I am starting to learn. Society doesn't want to talk about it. It doesn't change. You can't, as an individual, change social mores. People tease you about your childlessness as a matter of course, as a matter of pride. They would be insulted, and believe it rude, if I were to remind them that, in fact, I do have a child (he is just remarkably well behaved in his casket, so you hardly notice him).

If we all banded together and became activists in the way other movements have (gay pride, for example), maybe it would be as socially unacceptable to ignore our dead children as it is to refer to a person as a faggot (my stomach turns as I type that word) or use the n-word in reference to colour. Though the difference between the issues is distinct, it is the activism that inspires me. I just can't do it on my own. I cannot face a table full of laughing, joking people in the work cafeteria and stop them when a hurtful comment is made. I am not strong enough. I wish I were.

What I need is one of my friends - you people - on either shoulder, like avenging angels, with fire in your eyes, giving me the strength to leave a swath of education in my wake.

My temps are all over the place this cycle. I have had 2 days below the coverline, and I think that I am only on 6-8DPO. Implantation? Or have I miscalculated date of ovulation and should I expect my period? Or maybe this one is annovulatory? I am tired of this "trying" business. Would be nice to succeed eventually...


kate said...

((((hugs)))) to you for going to church on Easter Sunday.
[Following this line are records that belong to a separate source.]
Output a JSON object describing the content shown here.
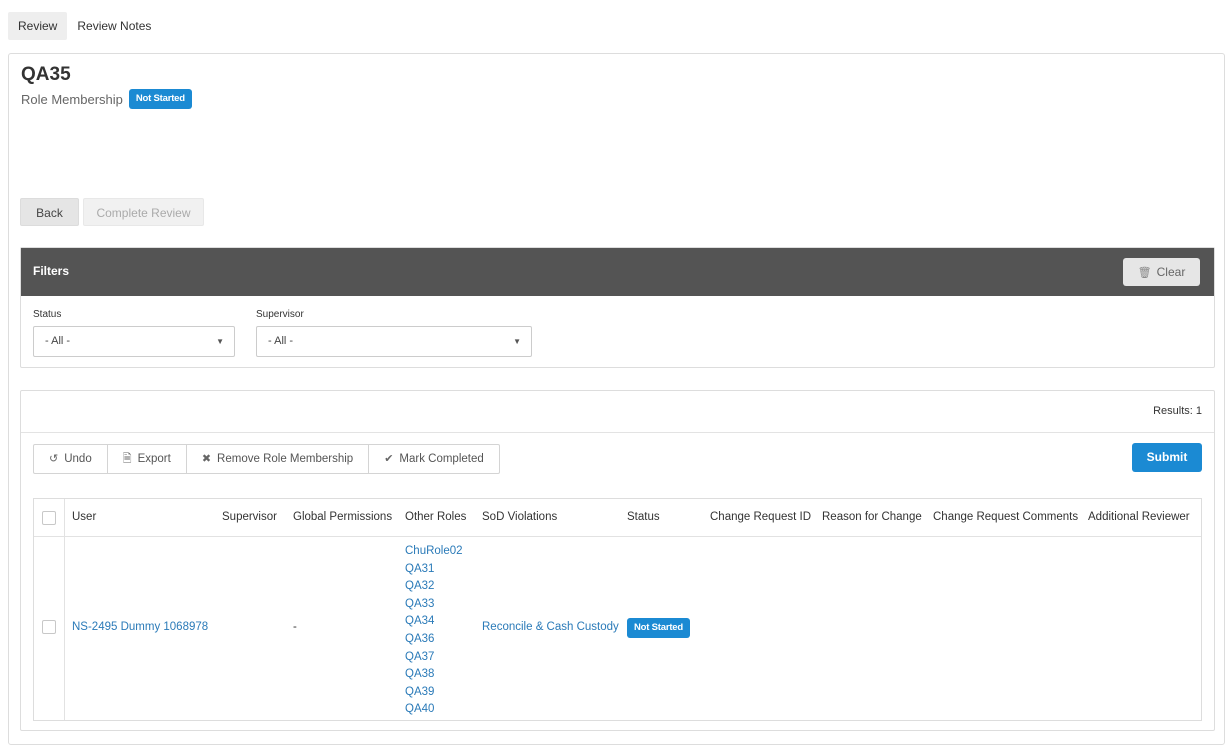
{
  "tabs": [
    {
      "label": "Review",
      "active": true
    },
    {
      "label": "Review Notes",
      "active": false
    }
  ],
  "header": {
    "title": "QA35",
    "subtitle": "Role Membership",
    "status_badge": "Not Started"
  },
  "actions": {
    "back_label": "Back",
    "complete_label": "Complete Review"
  },
  "filters": {
    "title": "Filters",
    "clear_label": "Clear",
    "status": {
      "label": "Status",
      "value": "- All -"
    },
    "supervisor": {
      "label": "Supervisor",
      "value": "- All -"
    }
  },
  "results": {
    "count_label": "Results: 1",
    "toolbar": {
      "undo": "Undo",
      "export": "Export",
      "remove": "Remove Role Membership",
      "mark": "Mark Completed"
    },
    "submit_label": "Submit"
  },
  "table": {
    "columns": [
      "User",
      "Supervisor",
      "Global Permissions",
      "Other Roles",
      "SoD Violations",
      "Status",
      "Change Request ID",
      "Reason for Change",
      "Change Request Comments",
      "Additional Reviewer"
    ],
    "rows": [
      {
        "user": "NS-2495 Dummy 1068978",
        "global_permissions": "-",
        "other_roles": [
          "ChuRole02",
          "QA31",
          "QA32",
          "QA33",
          "QA34",
          "QA36",
          "QA37",
          "QA38",
          "QA39",
          "QA40"
        ],
        "sod_violations": "Reconcile & Cash Custody",
        "status": "Not Started"
      }
    ]
  },
  "colors": {
    "accent": "#1b8ad3",
    "link": "#2a7ab8",
    "filter_header": "#545454"
  },
  "icons": {
    "undo": "undo-icon",
    "export": "file-export-icon",
    "remove": "x-icon",
    "mark": "checkmark-icon",
    "clear": "trash-icon",
    "caret": "caret-down-icon"
  }
}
You are strong -- i myself did not go again, until i had my sub baby to show off. And yes, it is nothing but a total showing off, when you dress your baby in a special Easter dress and parade her at church.

You asked about Nicolas' tree -- it is a weeping pussy willow. I think they are pretty strong, seeing as his is still alive and we put it through much more than any reasonable tree should be put through. I also think some varieties of weeping cherry are fairly strong. The real problem with most weeping things is that they are grafted, so if the top freezes you are sunk. Weeping willow is a North American native, though, so that might be an option for you. Overall I don't know anything about gardening so high north where you are -- Zone 2-4, that is pretty cold! You might check out Kathy Purdy's 'cold climate gardening' blog. Most of MI is zone 5, but actually where we are is zone 6, due to lake effects or something. I have always gardened in zone 6 or 7...much easier than zone 2-4!!!

Re awareness -- yes, i agree. It is very hard to spread awareness though. Though i want to spread awareness (i wear my t-shirt, i try to talk about it!), i will say that i, personally, don't want to be identified as 'that crazy dead baby lady'. And more often than not, it is extremely hard to incorporate Nicolas into any conversation, or to explain to someone why something is a hurtful (or borderline hurtful) comment without going too far. You do not, after all, want people to feel like they should be walking on eggshells around you, or that you will cry at any minute. On the other hand, if you do mention in a casual way that your son was stillborn, people will treat it casually (this has happened to me often) which is also just mind-boggling. So i do not know. I wish there was a good way...but we do the best we can, right?

delphi said...

"that crazy dead baby lady"

That got a laugh from the rabblerouser in the back...I completely agree with your comments.

Thanks for the weeping info. I know weeping caraganas do well here, but they just aren't pretty. I thought it looked like a pussywillow - SO pretty. And perfect for a kid - they always love pussywillows. I will be consulting my local nursery to see if there is a hardy variety, Zone 2ish.

I am now going to send you an email with the pics of my garden.

msfitzita said...

I wish we could all band together and fight the ignorance and fear that surrounds us so that we could talk about our children - and hear other people speak their names too.

I wish it wasn't so hard to teach people how to handle this kind of loss. Mostly I wish we didn't have to teach them at all.


Laura said...

Thanks another beautiful post, Delphi.